▶ [Data section]:

══════

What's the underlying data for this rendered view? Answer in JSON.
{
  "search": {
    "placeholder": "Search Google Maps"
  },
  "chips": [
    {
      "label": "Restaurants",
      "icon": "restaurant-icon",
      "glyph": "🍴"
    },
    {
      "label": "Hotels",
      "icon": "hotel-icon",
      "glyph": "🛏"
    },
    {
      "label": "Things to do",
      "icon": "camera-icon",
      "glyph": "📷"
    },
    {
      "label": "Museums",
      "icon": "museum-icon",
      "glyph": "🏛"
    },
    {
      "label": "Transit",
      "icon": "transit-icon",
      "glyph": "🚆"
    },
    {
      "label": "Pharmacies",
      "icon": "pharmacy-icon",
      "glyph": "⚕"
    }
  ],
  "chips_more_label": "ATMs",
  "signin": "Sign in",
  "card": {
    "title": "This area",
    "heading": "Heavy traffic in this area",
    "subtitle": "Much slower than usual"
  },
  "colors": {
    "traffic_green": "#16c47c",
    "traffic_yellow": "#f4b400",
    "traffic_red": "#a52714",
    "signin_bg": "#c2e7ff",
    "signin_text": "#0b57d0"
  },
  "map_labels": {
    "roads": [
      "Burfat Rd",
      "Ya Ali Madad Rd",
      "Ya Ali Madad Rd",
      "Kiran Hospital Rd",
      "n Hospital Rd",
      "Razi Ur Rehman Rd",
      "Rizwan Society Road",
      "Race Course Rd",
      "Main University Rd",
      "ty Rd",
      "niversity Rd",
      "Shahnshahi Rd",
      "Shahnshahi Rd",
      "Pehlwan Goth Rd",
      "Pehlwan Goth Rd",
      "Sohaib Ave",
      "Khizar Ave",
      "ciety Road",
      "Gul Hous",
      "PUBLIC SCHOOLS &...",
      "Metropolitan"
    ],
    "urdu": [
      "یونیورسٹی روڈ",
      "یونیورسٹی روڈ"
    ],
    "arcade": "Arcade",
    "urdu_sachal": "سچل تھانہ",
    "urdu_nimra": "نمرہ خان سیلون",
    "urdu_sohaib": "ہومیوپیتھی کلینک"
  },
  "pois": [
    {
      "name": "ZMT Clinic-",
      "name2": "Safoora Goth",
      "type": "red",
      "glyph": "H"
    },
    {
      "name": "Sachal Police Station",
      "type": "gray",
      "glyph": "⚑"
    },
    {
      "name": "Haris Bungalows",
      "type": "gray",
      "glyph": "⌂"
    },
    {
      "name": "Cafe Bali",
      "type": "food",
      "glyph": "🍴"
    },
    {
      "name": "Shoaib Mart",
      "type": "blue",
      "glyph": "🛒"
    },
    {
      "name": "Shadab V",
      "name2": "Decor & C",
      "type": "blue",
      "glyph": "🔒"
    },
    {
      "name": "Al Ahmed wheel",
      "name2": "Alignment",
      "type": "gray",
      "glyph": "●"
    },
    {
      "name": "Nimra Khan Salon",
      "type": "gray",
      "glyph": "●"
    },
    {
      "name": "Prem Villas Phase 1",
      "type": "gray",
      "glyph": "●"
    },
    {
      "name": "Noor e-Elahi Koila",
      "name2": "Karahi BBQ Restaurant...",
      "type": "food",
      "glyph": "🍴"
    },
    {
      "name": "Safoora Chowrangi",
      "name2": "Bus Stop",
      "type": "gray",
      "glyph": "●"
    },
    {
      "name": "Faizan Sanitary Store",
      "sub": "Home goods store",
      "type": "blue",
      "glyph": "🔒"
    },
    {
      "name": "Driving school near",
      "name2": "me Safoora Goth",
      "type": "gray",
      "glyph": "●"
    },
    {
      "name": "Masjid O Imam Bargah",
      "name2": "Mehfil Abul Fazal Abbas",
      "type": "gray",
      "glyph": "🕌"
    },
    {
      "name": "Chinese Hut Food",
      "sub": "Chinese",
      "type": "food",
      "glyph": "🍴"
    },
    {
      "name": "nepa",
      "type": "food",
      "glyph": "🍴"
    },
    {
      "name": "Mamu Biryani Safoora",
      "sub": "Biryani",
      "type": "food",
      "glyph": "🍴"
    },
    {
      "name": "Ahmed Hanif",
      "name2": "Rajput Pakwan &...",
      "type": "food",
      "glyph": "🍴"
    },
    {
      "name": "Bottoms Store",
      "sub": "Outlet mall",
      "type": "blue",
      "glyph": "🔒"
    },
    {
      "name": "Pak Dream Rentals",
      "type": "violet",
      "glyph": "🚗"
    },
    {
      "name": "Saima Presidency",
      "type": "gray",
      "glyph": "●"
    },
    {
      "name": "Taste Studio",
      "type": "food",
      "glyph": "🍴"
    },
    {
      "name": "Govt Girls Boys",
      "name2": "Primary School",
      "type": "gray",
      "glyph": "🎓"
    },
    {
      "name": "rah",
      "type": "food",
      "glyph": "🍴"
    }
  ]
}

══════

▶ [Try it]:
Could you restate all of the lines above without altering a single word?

▶ [Result of this task]:
What's the underlying data for this rendered view? Answer in JSON.
{
  "search": {
    "placeholder": "Search Google Maps"
  },
  "chips": [
    {
      "label": "Restaurants",
      "icon": "restaurant-icon",
      "glyph": "🍴"
    },
    {
      "label": "Hotels",
      "icon": "hotel-icon",
      "glyph": "🛏"
    },
    {
      "label": "Things to do",
      "icon": "camera-icon",
      "glyph": "📷"
    },
    {
      "label": "Museums",
      "icon": "museum-icon",
      "glyph": "🏛"
    },
    {
      "label": "Transit",
      "icon": "transit-icon",
      "glyph": "🚆"
    },
    {
      "label": "Pharmacies",
      "icon": "pharmacy-icon",
      "glyph": "⚕"
    }
  ],
  "chips_more_label": "ATMs",
  "signin": "Sign in",
  "card": {
    "title": "This area",
    "heading": "Heavy traffic in this area",
    "subtitle": "Much slower than usual"
  },
  "colors": {
    "traffic_green": "#16c47c",
    "traffic_yellow": "#f4b400",
    "traffic_red": "#a52714",
    "signin_bg": "#c2e7ff",
    "signin_text": "#0b57d0"
  },
  "map_labels": {
    "roads": [
      "Burfat Rd",
      "Ya Ali Madad Rd",
      "Ya Ali Madad Rd",
      "Kiran Hospital Rd",
      "n Hospital Rd",
      "Razi Ur Rehman Rd",
      "Rizwan Society Road",
      "Race Course Rd",
      "Main University Rd",
      "ty Rd",
      "niversity Rd",
      "Shahnshahi Rd",
      "Shahnshahi Rd",
      "Pehlwan Goth Rd",
      "Pehlwan Goth Rd",
      "Sohaib Ave",
      "Khizar Ave",
      "ciety Road",
      "Gul Hous",
      "PUBLIC SCHOOLS &...",
      "Metropolitan"
    ],
    "urdu": [
      "یونیورسٹی روڈ",
      "یونیورسٹی روڈ"
    ],
    "arcade": "Arcade",
    "urdu_sachal": "سچل تھانہ",
    "urdu_nimra": "نمرہ خان سیلون",
    "urdu_sohaib": "ہومیوپیتھی کلینک"
  },
  "pois": [
    {
      "name": "ZMT Clinic-",
      "name2": "Safoora Goth",
      "type": "red",
      "glyph": "H"
    },
    {
      "name": "Sachal Police Station",
      "type": "gray",
      "glyph": "⚑"
    },
    {
      "name": "Haris Bungalows",
      "type": "gray",
      "glyph": "⌂"
    },
    {
      "name": "Cafe Bali",
      "type": "food",
      "glyph": "🍴"
    },
    {
      "name": "Shoaib Mart",
      "type": "blue",
      "glyph": "🛒"
    },
    {
      "name": "Shadab V",
      "name2": "Decor & C",
      "type": "blue",
      "glyph": "🔒"
    },
    {
      "name": "Al Ahmed wheel",
      "name2": "Alignment",
      "type": "gray",
      "glyph": "●"
    },
    {
      "name": "Nimra Khan Salon",
      "type": "gray",
      "glyph": "●"
    },
    {
      "name": "Prem Villas Phase 1",
      "type": "gray",
      "glyph": "●"
    },
    {
      "name": "Noor e-Elahi Koila",
      "name2": "Karahi BBQ Restaurant...",
      "type": "food",
      "glyph": "🍴"
    },
    {
      "name": "Safoora Chowrangi",
      "name2": "Bus Stop",
      "type": "gray",
      "glyph": "●"
    },
    {
      "name": "Faizan Sanitary Store",
      "sub": "Home goods store",
      "type": "blue",
      "glyph": "🔒"
    },
    {
      "name": "Driving school near",
      "name2": "me Safoora Goth",
      "type": "gray",
      "glyph": "●"
    },
    {
      "name": "Masjid O Imam Bargah",
      "name2": "Mehfil Abul Fazal Abbas",
      "type": "gray",
      "glyph": "🕌"
    },
    {
      "name": "Chinese Hut Food",
      "sub": "Chinese",
      "type": "food",
      "glyph": "🍴"
    },
    {
      "name": "nepa",
      "type": "food",
      "glyph": "🍴"
    },
    {
      "name": "Mamu Biryani Safoora",
      "sub": "Biryani",
      "type": "food",
      "glyph": "🍴"
    },
    {
      "name": "Ahmed Hanif",
      "name2": "Rajput Pakwan &...",
      "type": "food",
      "glyph": "🍴"
    },
    {
      "name": "Bottoms Store",
      "sub": "Outlet mall",
      "type": "blue",
      "glyph": "🔒"
    },
    {
      "name": "Pak Dream Rentals",
      "type": "violet",
      "glyph": "🚗"
    },
    {
      "name": "Saima Presidency",
      "type": "gray",
      "glyph": "●"
    },
    {
      "name": "Taste Studio",
      "type": "food",
      "glyph": "🍴"
    },
    {
      "name": "Govt Girls Boys",
      "name2": "Primary School",
      "type": "gray",
      "glyph": "🎓"
    },
    {
      "name": "rah",
      "type": "food",
      "glyph": "🍴"
    }
  ]
}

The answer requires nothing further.